§ **Task prompt**
Everything in the records must appear again exactly, except the images.

§ **Records**
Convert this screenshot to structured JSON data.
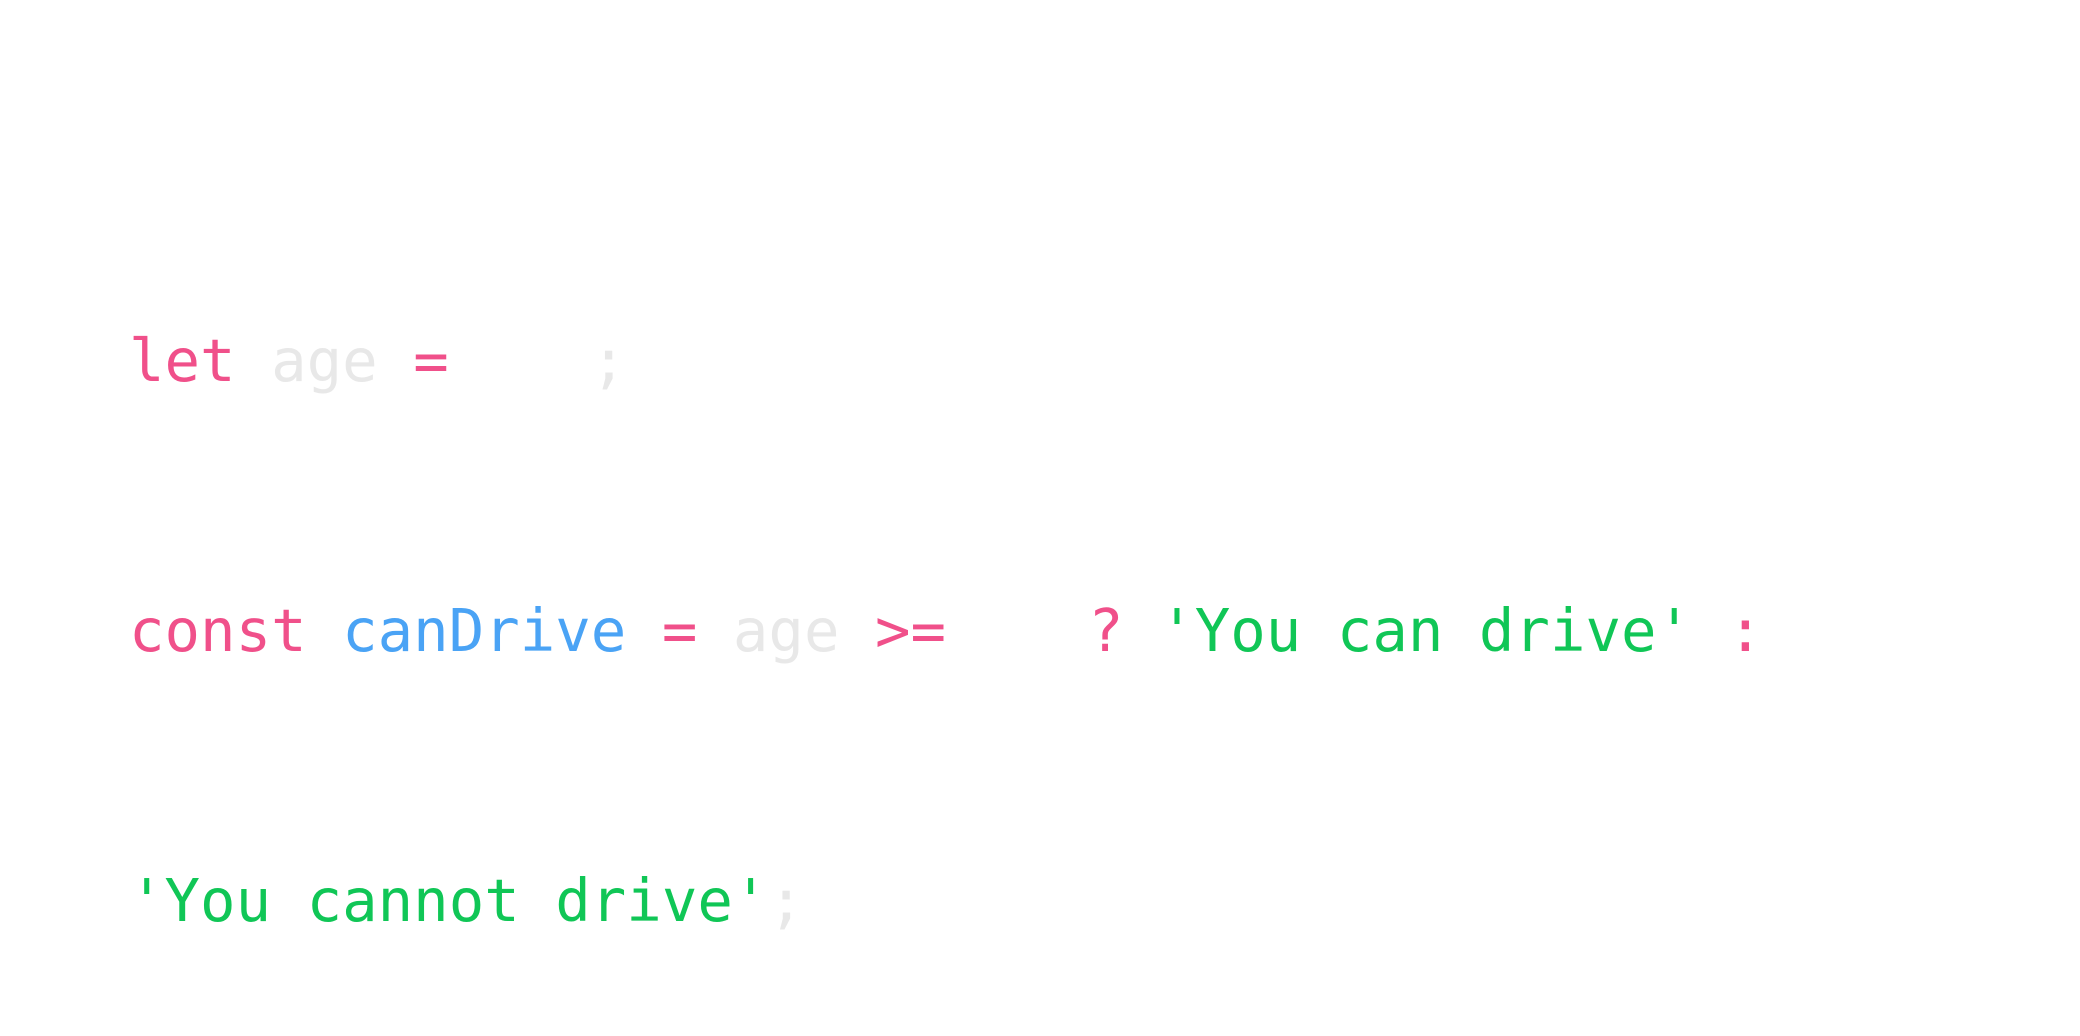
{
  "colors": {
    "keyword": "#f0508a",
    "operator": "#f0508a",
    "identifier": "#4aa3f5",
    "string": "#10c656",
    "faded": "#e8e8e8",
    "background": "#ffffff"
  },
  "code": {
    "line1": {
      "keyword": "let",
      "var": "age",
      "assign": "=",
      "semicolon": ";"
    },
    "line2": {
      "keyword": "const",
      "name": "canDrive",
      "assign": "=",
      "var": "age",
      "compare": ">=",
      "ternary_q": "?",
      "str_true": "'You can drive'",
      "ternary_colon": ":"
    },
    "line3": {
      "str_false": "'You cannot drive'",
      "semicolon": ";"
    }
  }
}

§ **Solution to this task**
Convert this screenshot to structured JSON data.
{
  "colors": {
    "keyword": "#f0508a",
    "operator": "#f0508a",
    "identifier": "#4aa3f5",
    "string": "#10c656",
    "faded": "#e8e8e8",
    "background": "#ffffff"
  },
  "code": {
    "line1": {
      "keyword": "let",
      "var": "age",
      "assign": "=",
      "semicolon": ";"
    },
    "line2": {
      "keyword": "const",
      "name": "canDrive",
      "assign": "=",
      "var": "age",
      "compare": ">=",
      "ternary_q": "?",
      "str_true": "'You can drive'",
      "ternary_colon": ":"
    },
    "line3": {
      "str_false": "'You cannot drive'",
      "semicolon": ";"
    }
  }
}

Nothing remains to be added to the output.